I’m not sure I let my croissants prove quite long enough before baking, but after spending all afternoon preparing them I was getting bored of waiting and was impatient to see what they would taste like. This led to a silly mistake with my oven. It only has one shelf which means baking in batches takes ages, this time I felt like speeding things up my using an upturned roasting tin as a makeshift second shelf because I got a good result doing this when baking biscuits a while ago. Turns out this was a bad idea for croissants, the top shelf ended up too dark whilst on the bottom shelf the croissants ended up mottled on top like tiger bread.
Despite the few silly mistakes I made, the croissants tasted amazing, much better than supermarket offerings and at least in terms of taste, they were a pretty close contender to the real thing, though a long way off on looks. However as they say, practice makes perfect and I have a couple of ideas in mind for filled croissants that I will be experimenting with once I’ve reorganised the kitchen to give me more room for rolling out the dough.

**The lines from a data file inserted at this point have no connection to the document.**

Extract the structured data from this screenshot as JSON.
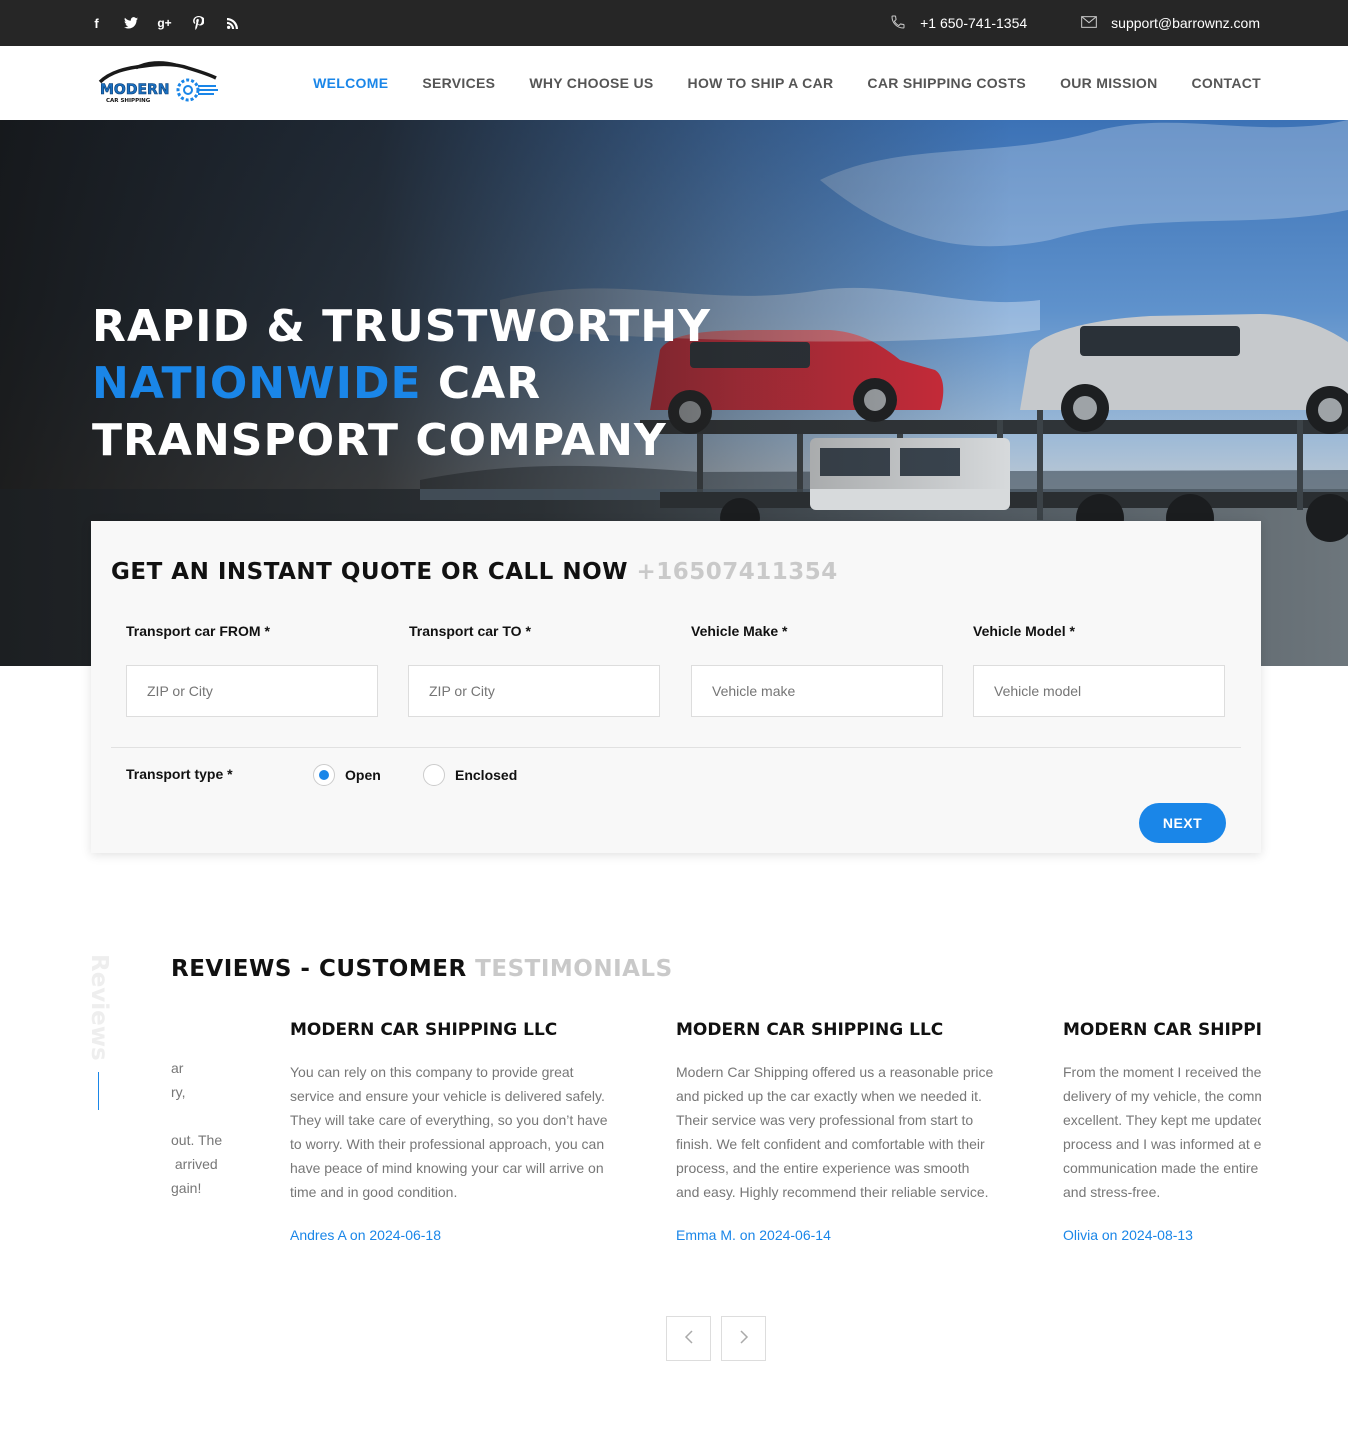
{
  "topbar": {
    "socials": [
      "facebook-icon",
      "twitter-icon",
      "google-plus-icon",
      "pinterest-icon",
      "rss-icon"
    ],
    "phone": "+1 650-741-1354",
    "email": "support@barrownz.com"
  },
  "logo": {
    "word": "MODERN",
    "sub": "CAR SHIPPING"
  },
  "nav": {
    "items": [
      "WELCOME",
      "SERVICES",
      "WHY CHOOSE US",
      "HOW TO SHIP A CAR",
      "CAR SHIPPING COSTS",
      "OUR MISSION",
      "CONTACT"
    ],
    "active": "WELCOME"
  },
  "hero": {
    "line1": "RAPID & TRUSTWORTHY",
    "line2_accent": "NATIONWIDE",
    "line2_rest": " CAR",
    "line3": "TRANSPORT COMPANY"
  },
  "quote": {
    "heading": "GET AN INSTANT QUOTE OR CALL NOW ",
    "phone": "+16507411354",
    "fields": [
      {
        "label": "Transport car FROM *",
        "placeholder": "ZIP or City"
      },
      {
        "label": "Transport car TO *",
        "placeholder": "ZIP or City"
      },
      {
        "label": "Vehicle Make *",
        "placeholder": "Vehicle make"
      },
      {
        "label": "Vehicle Model *",
        "placeholder": "Vehicle model"
      }
    ],
    "transport_type_label": "Transport type *",
    "options": [
      "Open",
      "Enclosed"
    ],
    "selected": "Open",
    "next_label": "NEXT"
  },
  "reviews": {
    "vertical_label": "Reviews",
    "heading_dark": "REVIEWS - CUSTOMER ",
    "heading_gray": "TESTIMONIALS",
    "partial_left": "ar\nry,\n\nout. The\n arrived\ngain!",
    "items": [
      {
        "title": "MODERN CAR SHIPPING LLC",
        "text": "You can rely on this company to provide great service and ensure your vehicle is delivered safely. They will take care of everything, so you don’t have to worry. With their professional approach, you can have peace of mind knowing your car will arrive on time and in good condition.",
        "author": "Andres A on 2024-06-18"
      },
      {
        "title": "MODERN CAR SHIPPING LLC",
        "text": "Modern Car Shipping offered us a reasonable price and picked up the car exactly when we needed it. Their service was very professional from start to finish. We felt confident and comfortable with their process, and the entire experience was smooth and easy. Highly recommend their reliable service.",
        "author": "Emma M. on 2024-06-14"
      },
      {
        "title": "MODERN CAR SHIPPING LLC",
        "text": "From the moment I received the quote, pickup and delivery of my vehicle, the communication was excellent. They kept me updated throughout the process and I was informed at every step. The communication made the entire process smooth and stress-free.",
        "author": "Olivia on 2024-08-13"
      }
    ],
    "prev_icon": "chevron-left-icon",
    "next_icon": "chevron-right-icon"
  },
  "colors": {
    "accent": "#1a86e8",
    "topbar": "#262626",
    "muted_heading": "#c9c9c9"
  }
}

I also really want to have a go at making pain au chocolat, my absolute favourite breakfast pastry.